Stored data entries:
______________________________
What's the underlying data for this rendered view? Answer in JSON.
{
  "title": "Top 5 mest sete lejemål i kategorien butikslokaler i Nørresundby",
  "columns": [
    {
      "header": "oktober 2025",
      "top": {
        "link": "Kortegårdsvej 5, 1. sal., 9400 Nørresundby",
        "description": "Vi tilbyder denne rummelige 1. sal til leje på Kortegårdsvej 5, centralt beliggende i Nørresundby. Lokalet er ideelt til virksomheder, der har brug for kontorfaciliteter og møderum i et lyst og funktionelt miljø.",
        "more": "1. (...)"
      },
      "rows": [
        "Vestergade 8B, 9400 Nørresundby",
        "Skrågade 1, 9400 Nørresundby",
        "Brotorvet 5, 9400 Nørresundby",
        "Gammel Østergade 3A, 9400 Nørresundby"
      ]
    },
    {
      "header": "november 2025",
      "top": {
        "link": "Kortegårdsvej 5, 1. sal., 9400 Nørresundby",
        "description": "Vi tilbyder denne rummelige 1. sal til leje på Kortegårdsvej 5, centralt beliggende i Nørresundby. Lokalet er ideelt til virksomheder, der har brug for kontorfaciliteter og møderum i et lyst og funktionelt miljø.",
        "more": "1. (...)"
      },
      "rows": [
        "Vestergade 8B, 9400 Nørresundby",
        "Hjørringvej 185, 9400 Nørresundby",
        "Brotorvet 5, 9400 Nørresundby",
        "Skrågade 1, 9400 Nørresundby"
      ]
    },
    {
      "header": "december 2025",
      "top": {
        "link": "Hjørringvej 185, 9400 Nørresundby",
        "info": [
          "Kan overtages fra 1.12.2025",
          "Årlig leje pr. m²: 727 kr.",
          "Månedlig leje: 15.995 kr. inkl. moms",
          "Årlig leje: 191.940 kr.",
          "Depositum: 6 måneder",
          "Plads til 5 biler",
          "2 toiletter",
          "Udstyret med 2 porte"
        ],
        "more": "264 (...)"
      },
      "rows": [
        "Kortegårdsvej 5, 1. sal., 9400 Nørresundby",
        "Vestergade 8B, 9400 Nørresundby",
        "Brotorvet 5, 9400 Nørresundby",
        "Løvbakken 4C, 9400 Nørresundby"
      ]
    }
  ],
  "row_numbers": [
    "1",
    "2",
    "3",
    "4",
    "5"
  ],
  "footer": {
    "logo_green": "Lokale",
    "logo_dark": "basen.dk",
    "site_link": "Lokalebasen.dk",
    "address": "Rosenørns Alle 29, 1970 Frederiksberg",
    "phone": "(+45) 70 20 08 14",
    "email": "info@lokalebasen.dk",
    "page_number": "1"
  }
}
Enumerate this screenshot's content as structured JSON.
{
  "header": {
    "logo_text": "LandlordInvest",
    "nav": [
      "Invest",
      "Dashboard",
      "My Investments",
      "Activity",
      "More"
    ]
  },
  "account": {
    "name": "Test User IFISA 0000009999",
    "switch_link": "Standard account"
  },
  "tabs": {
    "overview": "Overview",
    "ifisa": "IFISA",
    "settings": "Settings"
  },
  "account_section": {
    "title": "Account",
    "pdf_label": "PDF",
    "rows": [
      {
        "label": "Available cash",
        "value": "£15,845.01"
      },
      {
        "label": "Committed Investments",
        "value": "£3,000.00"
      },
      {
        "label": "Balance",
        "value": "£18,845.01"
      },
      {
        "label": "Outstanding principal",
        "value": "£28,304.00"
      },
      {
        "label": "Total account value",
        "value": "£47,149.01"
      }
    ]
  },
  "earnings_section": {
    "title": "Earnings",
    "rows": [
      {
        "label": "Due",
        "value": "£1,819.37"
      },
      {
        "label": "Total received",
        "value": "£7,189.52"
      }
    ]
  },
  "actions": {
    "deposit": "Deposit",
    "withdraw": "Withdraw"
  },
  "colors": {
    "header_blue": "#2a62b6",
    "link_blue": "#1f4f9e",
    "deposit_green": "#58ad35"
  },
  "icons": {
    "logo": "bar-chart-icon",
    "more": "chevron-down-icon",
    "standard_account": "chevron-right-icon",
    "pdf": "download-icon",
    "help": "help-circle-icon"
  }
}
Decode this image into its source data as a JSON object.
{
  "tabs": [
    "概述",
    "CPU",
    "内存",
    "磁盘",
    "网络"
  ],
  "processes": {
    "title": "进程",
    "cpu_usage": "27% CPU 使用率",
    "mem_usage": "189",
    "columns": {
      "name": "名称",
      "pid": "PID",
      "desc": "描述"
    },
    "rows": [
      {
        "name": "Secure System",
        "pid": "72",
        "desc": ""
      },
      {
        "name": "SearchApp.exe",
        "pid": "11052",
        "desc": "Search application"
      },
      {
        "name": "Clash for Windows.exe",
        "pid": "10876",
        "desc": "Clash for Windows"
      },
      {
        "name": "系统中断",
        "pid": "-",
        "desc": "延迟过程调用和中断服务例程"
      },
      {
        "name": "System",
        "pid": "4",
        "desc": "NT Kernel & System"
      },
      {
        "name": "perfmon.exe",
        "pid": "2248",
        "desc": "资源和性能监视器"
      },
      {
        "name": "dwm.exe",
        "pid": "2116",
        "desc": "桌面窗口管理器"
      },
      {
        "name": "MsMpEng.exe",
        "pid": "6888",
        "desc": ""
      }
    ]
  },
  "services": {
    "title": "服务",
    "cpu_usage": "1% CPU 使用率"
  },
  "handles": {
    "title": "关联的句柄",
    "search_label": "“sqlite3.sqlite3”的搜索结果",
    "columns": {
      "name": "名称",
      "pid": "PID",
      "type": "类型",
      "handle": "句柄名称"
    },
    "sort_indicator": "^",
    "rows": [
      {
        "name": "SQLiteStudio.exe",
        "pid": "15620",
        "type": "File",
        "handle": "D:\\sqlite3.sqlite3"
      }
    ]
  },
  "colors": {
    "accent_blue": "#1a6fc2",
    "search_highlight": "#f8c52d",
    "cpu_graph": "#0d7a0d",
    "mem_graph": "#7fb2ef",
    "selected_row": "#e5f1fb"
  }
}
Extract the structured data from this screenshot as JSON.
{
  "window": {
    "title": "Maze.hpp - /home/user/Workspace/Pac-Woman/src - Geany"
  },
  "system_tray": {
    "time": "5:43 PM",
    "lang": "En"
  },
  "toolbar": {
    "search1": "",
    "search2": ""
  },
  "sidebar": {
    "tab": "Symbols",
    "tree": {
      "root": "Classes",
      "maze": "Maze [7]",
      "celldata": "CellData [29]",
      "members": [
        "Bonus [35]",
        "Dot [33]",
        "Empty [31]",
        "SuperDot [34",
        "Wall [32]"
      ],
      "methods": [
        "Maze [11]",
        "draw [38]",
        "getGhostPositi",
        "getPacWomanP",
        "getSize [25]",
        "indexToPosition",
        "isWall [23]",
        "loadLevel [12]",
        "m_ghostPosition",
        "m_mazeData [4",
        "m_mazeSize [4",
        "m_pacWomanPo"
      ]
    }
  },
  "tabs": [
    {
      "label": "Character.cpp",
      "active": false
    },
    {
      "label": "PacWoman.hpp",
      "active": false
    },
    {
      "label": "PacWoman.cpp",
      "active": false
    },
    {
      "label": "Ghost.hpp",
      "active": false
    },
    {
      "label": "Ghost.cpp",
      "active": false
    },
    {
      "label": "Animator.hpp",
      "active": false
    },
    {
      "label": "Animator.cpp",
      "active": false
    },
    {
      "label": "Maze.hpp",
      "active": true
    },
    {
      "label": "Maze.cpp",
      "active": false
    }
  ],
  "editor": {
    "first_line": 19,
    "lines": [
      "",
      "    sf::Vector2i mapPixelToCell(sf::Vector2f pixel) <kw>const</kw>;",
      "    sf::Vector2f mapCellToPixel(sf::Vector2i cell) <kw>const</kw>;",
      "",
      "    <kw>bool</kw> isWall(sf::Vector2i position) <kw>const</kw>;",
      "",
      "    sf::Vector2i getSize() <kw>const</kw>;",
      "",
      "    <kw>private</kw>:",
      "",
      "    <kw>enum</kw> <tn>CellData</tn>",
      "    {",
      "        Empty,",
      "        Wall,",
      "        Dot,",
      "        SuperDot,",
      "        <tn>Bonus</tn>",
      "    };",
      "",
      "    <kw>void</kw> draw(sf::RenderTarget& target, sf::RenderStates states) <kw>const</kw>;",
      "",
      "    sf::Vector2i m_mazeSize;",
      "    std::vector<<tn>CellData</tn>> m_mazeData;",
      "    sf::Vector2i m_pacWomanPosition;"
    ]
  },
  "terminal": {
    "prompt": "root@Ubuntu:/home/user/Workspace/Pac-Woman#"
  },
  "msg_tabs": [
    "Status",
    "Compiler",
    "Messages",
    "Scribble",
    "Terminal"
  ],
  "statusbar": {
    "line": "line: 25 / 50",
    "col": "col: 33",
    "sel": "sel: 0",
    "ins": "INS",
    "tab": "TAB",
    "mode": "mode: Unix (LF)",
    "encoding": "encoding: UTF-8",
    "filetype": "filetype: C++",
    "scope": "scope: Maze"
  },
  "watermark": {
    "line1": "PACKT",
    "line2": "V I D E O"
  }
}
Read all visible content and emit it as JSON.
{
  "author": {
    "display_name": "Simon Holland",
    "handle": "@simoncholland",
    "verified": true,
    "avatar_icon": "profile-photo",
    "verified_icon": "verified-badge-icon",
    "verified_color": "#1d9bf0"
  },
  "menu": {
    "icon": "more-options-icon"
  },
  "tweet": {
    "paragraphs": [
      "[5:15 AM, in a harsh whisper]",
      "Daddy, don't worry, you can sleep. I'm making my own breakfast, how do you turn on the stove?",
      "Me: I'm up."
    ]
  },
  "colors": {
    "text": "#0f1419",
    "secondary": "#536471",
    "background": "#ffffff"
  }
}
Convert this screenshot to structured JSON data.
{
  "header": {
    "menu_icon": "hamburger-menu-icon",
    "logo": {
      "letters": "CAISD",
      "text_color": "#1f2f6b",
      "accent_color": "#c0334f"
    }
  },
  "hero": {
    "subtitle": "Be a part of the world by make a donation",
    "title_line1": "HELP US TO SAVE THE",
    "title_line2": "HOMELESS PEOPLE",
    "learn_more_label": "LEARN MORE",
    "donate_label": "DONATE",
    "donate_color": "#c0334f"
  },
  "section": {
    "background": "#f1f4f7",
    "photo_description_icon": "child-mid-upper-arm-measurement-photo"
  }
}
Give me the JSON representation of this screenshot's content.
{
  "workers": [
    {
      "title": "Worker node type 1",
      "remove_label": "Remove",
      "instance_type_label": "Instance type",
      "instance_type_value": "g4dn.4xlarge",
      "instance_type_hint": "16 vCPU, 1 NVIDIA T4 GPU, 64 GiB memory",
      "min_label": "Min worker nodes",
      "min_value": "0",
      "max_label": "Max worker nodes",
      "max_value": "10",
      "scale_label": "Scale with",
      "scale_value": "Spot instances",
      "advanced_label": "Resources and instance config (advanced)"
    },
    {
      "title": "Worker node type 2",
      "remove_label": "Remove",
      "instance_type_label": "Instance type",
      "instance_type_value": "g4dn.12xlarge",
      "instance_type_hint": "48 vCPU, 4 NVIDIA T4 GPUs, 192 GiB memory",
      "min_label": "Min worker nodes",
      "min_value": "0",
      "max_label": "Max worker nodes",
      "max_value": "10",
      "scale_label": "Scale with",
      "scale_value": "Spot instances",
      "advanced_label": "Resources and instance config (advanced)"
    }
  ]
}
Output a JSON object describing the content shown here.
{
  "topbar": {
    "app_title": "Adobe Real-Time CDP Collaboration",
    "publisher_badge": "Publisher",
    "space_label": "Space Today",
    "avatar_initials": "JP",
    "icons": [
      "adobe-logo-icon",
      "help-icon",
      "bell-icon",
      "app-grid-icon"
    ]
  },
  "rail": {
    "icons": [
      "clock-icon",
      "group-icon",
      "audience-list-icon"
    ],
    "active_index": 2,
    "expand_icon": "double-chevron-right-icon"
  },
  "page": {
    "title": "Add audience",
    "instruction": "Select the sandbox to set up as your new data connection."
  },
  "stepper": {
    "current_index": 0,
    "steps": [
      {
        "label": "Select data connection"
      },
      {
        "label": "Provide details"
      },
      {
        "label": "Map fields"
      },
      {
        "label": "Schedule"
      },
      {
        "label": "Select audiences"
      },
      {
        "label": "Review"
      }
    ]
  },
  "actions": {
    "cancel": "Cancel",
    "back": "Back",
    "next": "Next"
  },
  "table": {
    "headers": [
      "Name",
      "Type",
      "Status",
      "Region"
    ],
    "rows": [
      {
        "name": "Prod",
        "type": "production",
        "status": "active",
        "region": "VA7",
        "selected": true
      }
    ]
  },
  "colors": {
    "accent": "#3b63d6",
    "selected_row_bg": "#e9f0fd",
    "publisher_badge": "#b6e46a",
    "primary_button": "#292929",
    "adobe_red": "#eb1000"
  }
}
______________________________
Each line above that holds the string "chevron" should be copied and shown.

- Exercise answer -
    "more": "chevron-down-icon",
    "standard_account": "chevron-right-icon",
    "expand_icon": "double-chevron-right-icon"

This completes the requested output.